The Minor Arcana cards are not archetypes so they are not described as such; instead they are given an alternate title which describes the action taking place in the illustration. This is followed again by a discussion about the elements and energies depicted in the card, and how this affects the Seeker. Shadow meanings for Minor Arcana cards are also unflinching and direct, taking dead aim at some of our less salubrious qualities.
Court cards differ slightly in that the keyword/s describes the character of the royal personage - the Queen of Wands a.k.a. 'Charismatic Flame’, The Page of Swords a.k.a. 'The Detective’, the King of Pentacles a.k.a. 'The Builder’ and so on. The description goes into greater detail about the character depicted in the card, not just their personal qualities but also idiosyncrasies, hobbies and interests, likes and dislikes that typify a Court character. Again, the divinatory meanings are fairly standard, and in true Court card fashion, somewhat confusing – does it represent a person or an event? The shadow interpretations apply to both personality traits and/or possible events and actions – whether they apply to you or others is a matter for your tarot skills to discern.
The Epilogue closes the journey of the Shadow Witch through the Dark Wood and centres them with new skills, in a world where shadows are not to be feared...
This is not a tarot deck for the faint of heart, nor is it for children, or novice tarot readers for
that matter. However if your tastes run towards Goth, and your humour is sharp and dark,

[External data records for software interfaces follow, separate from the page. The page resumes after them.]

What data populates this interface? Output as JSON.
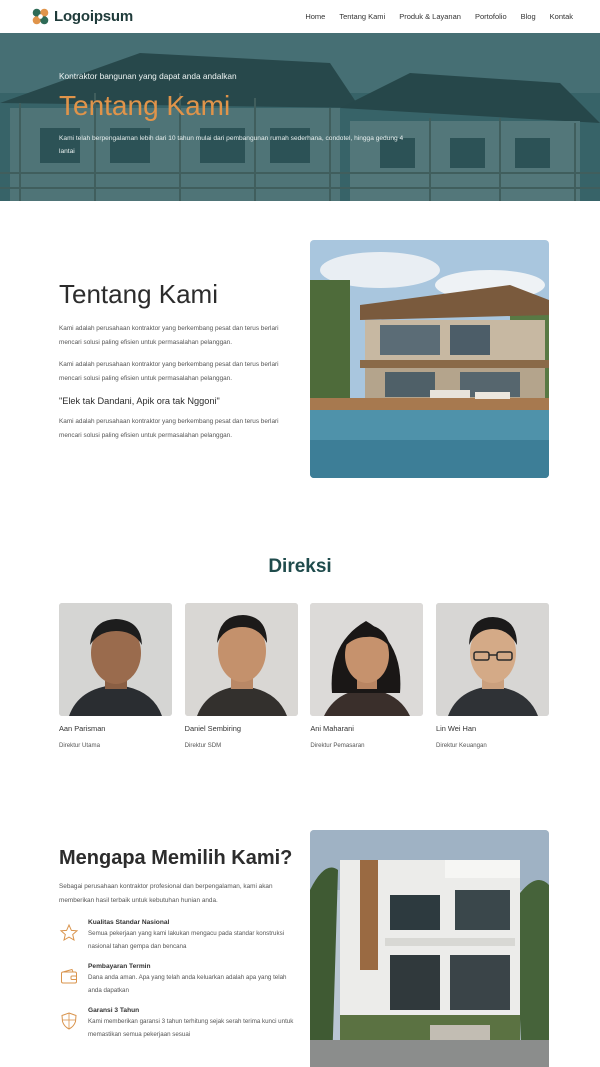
{
  "brand": {
    "name": "Logoipsum",
    "accent": "#e0944a",
    "primary": "#1f4b4c"
  },
  "nav": {
    "items": [
      {
        "label": "Home"
      },
      {
        "label": "Tentang Kami"
      },
      {
        "label": "Produk & Layanan"
      },
      {
        "label": "Portofolio"
      },
      {
        "label": "Blog"
      },
      {
        "label": "Kontak"
      }
    ]
  },
  "hero": {
    "tagline": "Kontraktor bangunan yang dapat anda andalkan",
    "title": "Tentang Kami",
    "description": "Kami telah berpengalaman lebih dari 10 tahun mulai dari pembangunan rumah sederhana, condotel, hingga gedung 4 lantai"
  },
  "about": {
    "title": "Tentang Kami",
    "p1": "Kami adalah perusahaan kontraktor yang berkembang pesat dan terus berlari mencari solusi paling efisien untuk permasalahan pelanggan.",
    "p2": "Kami adalah perusahaan kontraktor yang berkembang pesat dan terus berlari mencari solusi paling efisien untuk permasalahan pelanggan.",
    "quote": "\"Elek tak Dandani, Apik ora tak Nggoni\"",
    "p3": "Kami adalah perusahaan kontraktor yang berkembang pesat dan terus berlari mencari solusi paling efisien untuk permasalahan pelanggan."
  },
  "direksi": {
    "title": "Direksi",
    "members": [
      {
        "name": "Aan Parisman",
        "role": "Direktur Utama"
      },
      {
        "name": "Daniel Sembiring",
        "role": "Direktur SDM"
      },
      {
        "name": "Ani Maharani",
        "role": "Direktur Pemasaran"
      },
      {
        "name": "Lin Wei Han",
        "role": "Direktur Keuangan"
      }
    ]
  },
  "why": {
    "title": "Mengapa Memilih Kami?",
    "intro": "Sebagai perusahaan kontraktor profesional dan berpengalaman, kami akan memberikan hasil terbaik untuk kebutuhan hunian anda.",
    "features": [
      {
        "icon": "star-icon",
        "title": "Kualitas Standar Nasional",
        "desc": "Semua pekerjaan yang kami lakukan mengacu pada standar konstruksi nasional tahan gempa dan bencana"
      },
      {
        "icon": "wallet-icon",
        "title": "Pembayaran Termin",
        "desc": "Dana anda aman. Apa yang telah anda keluarkan adalah apa yang telah anda dapatkan"
      },
      {
        "icon": "shield-icon",
        "title": "Garansi 3 Tahun",
        "desc": "Kami memberikan garansi 3 tahun terhitung sejak serah terima kunci untuk memastikan semua pekerjaan sesuai"
      }
    ]
  }
}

and the bad fairy appeals so much more than the good one then this is a deck that is just
made for you.